*** Opening SOURCE MATERIAL ***
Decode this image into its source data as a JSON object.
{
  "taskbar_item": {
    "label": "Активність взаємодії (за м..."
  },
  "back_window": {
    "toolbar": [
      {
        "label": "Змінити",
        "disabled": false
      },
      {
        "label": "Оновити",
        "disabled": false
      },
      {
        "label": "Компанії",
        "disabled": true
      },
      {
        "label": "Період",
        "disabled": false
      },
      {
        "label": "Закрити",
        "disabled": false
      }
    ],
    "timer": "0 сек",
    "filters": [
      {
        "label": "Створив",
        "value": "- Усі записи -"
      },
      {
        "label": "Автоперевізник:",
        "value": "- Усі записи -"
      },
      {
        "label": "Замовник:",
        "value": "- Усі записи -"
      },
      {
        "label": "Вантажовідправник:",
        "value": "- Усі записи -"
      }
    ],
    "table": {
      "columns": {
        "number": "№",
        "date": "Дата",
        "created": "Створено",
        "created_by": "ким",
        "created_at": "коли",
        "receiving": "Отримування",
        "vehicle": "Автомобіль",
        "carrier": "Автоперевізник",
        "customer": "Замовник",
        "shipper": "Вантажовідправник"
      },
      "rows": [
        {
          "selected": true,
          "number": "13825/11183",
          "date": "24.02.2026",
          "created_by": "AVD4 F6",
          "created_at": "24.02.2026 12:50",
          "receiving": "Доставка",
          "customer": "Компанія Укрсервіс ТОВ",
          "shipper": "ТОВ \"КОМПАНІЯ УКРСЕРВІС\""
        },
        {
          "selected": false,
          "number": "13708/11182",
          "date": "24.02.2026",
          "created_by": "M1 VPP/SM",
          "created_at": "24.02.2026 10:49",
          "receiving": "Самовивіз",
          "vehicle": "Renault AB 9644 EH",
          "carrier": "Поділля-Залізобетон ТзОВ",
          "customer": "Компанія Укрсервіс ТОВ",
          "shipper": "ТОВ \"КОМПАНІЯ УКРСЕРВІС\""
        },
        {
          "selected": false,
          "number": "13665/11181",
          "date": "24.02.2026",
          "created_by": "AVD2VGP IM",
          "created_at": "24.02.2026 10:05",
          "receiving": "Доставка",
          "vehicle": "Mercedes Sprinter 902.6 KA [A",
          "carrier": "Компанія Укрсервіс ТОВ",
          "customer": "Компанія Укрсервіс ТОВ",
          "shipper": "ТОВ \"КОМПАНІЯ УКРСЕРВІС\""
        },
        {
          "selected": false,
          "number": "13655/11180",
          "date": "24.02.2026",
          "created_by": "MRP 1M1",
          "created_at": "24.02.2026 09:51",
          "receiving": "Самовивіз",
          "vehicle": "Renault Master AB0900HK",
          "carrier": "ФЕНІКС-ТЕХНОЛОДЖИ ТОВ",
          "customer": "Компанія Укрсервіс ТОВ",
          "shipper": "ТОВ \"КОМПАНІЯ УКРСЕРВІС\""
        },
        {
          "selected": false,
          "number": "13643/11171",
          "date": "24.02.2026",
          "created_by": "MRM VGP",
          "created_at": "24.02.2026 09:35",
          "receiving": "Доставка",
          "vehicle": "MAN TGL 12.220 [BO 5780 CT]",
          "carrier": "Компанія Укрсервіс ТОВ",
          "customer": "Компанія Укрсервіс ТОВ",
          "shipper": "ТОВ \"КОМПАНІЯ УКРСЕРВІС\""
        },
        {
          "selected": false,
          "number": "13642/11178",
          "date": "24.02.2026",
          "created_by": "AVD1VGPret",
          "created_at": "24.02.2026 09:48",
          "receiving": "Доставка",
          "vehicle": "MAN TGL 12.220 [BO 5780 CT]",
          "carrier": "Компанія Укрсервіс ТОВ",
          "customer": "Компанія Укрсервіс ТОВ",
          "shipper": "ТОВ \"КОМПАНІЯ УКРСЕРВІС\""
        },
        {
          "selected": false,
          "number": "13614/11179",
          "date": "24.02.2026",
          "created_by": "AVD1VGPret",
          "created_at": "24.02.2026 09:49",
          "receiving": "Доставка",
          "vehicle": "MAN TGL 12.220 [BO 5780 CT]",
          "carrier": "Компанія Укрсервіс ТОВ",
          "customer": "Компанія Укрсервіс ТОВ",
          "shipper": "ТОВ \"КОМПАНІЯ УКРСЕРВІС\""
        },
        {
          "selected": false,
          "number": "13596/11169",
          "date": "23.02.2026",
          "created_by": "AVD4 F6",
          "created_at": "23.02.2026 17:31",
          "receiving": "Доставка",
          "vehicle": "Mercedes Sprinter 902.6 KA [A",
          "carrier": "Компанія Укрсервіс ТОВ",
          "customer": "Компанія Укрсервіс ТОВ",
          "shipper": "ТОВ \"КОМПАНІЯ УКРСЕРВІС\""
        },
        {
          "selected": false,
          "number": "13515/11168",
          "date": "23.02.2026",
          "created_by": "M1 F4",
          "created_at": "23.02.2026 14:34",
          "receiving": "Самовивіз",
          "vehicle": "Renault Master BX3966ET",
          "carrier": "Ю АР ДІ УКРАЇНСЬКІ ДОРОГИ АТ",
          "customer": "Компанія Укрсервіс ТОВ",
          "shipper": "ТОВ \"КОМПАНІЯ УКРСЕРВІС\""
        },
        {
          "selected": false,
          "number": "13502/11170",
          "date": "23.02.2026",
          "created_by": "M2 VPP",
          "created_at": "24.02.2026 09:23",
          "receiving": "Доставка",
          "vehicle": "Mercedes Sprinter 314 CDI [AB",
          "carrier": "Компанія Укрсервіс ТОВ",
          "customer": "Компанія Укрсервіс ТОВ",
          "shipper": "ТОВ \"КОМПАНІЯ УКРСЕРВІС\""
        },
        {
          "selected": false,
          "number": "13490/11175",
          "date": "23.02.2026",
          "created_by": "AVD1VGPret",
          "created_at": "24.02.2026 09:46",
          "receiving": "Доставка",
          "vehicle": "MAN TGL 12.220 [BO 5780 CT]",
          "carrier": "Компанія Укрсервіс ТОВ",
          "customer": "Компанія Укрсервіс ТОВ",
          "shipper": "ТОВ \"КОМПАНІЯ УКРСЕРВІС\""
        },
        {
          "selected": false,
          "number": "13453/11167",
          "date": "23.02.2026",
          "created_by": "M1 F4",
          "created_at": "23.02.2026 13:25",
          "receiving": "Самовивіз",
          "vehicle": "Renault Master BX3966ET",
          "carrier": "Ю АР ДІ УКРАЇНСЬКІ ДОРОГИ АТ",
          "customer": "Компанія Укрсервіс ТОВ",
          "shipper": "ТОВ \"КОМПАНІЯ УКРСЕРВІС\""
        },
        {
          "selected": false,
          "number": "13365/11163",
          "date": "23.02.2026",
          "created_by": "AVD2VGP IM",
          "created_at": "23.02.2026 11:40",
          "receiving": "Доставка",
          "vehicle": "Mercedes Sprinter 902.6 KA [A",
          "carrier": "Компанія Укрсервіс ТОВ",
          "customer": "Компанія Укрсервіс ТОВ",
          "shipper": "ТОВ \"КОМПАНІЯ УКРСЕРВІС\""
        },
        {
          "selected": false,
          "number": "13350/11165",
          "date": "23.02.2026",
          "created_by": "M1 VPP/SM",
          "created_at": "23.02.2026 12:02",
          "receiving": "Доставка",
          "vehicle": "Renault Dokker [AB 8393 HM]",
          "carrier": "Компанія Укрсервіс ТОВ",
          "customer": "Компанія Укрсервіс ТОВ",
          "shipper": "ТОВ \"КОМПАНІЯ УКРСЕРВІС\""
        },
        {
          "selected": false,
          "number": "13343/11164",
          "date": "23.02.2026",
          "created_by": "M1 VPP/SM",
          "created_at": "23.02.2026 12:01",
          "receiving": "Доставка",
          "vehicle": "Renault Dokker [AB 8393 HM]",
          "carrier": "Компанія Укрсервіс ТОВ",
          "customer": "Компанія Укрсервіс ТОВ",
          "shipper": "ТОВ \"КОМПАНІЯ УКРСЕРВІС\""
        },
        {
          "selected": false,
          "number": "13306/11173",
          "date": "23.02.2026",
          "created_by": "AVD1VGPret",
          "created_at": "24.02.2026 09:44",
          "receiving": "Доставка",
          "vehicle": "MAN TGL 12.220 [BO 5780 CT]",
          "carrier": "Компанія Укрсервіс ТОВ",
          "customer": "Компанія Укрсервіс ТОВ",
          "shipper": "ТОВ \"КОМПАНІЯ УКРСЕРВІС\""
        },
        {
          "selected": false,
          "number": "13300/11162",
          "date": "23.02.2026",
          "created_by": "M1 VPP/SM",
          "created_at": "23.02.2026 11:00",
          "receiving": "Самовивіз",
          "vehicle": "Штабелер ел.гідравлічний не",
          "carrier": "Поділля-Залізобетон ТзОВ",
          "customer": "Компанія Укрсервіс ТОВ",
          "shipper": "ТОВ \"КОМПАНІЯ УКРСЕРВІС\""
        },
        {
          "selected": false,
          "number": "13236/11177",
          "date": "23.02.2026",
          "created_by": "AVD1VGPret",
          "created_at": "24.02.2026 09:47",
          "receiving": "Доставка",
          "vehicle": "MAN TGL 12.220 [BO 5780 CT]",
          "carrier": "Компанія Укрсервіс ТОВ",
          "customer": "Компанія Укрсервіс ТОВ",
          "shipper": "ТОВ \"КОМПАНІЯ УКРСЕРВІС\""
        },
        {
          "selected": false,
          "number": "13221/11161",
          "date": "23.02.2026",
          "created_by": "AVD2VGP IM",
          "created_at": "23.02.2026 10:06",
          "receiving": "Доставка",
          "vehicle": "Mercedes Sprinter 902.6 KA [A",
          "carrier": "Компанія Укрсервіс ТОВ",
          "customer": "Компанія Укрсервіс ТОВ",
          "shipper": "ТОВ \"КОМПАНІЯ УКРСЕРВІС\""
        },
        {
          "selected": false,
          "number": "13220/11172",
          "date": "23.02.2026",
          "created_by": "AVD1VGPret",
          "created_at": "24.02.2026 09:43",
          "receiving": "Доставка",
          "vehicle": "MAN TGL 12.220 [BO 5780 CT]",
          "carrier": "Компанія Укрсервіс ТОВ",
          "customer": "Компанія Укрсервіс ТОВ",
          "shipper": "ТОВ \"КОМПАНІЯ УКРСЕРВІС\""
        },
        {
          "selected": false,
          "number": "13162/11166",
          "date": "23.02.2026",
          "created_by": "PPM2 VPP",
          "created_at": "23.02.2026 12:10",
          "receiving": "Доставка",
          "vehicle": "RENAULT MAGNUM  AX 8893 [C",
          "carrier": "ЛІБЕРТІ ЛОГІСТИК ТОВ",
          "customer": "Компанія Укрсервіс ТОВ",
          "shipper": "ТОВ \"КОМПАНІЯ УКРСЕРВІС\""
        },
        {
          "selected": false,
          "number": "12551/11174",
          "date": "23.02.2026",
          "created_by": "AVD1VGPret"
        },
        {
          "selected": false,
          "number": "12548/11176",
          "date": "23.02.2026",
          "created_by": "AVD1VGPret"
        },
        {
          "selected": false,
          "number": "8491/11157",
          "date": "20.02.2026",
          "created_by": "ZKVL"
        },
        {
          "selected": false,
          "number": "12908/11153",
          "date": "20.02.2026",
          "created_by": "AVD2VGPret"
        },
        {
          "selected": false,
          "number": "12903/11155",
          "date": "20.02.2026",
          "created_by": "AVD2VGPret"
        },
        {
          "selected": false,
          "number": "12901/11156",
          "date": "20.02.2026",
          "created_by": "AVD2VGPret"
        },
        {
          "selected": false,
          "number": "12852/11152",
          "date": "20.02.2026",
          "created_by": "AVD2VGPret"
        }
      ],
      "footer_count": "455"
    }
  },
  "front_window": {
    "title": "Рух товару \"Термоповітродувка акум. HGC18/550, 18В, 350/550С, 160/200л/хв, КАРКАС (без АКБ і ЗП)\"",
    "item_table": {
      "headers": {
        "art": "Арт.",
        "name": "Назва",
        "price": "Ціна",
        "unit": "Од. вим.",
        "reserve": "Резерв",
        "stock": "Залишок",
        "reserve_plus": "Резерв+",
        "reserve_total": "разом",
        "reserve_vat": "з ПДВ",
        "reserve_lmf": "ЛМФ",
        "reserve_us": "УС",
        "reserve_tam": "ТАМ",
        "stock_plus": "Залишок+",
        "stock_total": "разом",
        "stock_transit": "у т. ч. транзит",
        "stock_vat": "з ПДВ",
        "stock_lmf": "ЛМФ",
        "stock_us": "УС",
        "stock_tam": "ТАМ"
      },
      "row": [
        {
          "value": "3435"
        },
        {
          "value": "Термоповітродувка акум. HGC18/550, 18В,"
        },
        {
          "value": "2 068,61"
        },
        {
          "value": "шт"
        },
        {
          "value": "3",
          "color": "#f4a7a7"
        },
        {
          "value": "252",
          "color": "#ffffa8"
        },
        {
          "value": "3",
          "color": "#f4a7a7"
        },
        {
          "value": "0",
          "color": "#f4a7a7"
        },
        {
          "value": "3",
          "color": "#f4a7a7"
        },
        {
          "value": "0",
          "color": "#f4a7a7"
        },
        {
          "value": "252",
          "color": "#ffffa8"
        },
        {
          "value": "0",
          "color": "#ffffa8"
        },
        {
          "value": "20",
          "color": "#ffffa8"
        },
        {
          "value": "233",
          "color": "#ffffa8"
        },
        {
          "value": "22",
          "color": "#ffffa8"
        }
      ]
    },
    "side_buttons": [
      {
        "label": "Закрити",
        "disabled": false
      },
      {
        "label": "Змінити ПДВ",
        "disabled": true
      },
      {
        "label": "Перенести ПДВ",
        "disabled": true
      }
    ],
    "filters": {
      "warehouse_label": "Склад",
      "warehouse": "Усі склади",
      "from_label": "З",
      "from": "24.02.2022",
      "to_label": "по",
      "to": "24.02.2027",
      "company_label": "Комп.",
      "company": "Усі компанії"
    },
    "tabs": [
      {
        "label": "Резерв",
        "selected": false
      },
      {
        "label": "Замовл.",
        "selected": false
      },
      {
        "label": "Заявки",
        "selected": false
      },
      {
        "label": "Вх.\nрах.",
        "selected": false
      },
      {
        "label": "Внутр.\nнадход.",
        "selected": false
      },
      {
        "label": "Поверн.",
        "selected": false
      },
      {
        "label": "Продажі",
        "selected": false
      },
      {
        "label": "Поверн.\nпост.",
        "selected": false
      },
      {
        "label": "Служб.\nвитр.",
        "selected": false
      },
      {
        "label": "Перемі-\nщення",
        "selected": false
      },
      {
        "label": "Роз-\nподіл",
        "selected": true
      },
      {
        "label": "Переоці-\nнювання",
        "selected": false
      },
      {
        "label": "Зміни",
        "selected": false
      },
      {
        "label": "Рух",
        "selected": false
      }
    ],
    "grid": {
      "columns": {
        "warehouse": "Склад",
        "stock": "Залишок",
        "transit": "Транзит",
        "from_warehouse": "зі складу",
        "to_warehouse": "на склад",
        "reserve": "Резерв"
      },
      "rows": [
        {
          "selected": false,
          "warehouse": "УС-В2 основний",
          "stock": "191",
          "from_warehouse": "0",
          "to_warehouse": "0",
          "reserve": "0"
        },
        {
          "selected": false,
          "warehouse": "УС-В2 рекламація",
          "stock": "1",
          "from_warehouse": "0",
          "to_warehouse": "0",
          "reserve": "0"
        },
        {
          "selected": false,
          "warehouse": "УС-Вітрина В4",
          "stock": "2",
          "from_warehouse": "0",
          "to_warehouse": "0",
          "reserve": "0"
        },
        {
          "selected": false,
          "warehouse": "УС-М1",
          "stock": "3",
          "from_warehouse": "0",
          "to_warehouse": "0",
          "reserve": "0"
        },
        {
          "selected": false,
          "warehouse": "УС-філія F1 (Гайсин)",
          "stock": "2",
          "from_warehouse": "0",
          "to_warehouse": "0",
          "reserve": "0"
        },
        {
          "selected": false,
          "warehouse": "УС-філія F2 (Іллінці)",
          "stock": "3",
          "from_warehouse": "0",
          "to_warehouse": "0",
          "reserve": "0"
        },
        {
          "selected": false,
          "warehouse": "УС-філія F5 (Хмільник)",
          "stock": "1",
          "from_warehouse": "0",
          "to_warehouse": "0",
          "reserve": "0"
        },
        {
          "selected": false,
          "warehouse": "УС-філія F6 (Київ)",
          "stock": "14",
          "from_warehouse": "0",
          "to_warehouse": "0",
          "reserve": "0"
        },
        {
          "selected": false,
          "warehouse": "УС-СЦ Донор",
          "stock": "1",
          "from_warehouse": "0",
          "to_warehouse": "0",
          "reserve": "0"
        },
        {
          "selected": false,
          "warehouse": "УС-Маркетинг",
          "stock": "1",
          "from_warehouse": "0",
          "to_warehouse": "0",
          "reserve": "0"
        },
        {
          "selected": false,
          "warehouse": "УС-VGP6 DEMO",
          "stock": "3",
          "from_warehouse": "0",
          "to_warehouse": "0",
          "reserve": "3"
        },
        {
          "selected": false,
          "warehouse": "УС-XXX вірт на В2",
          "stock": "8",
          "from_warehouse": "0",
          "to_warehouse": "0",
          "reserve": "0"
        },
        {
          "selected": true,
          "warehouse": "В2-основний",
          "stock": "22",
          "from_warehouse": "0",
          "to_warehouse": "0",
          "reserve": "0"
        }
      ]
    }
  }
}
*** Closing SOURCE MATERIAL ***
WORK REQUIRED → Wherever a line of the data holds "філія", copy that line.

EXPECTED OUTPUT →
          "warehouse": "УС-філія F1 (Гайсин)",
          "warehouse": "УС-філія F2 (Іллінці)",
          "warehouse": "УС-філія F5 (Хмільник)",
          "warehouse": "УС-філія F6 (Київ)",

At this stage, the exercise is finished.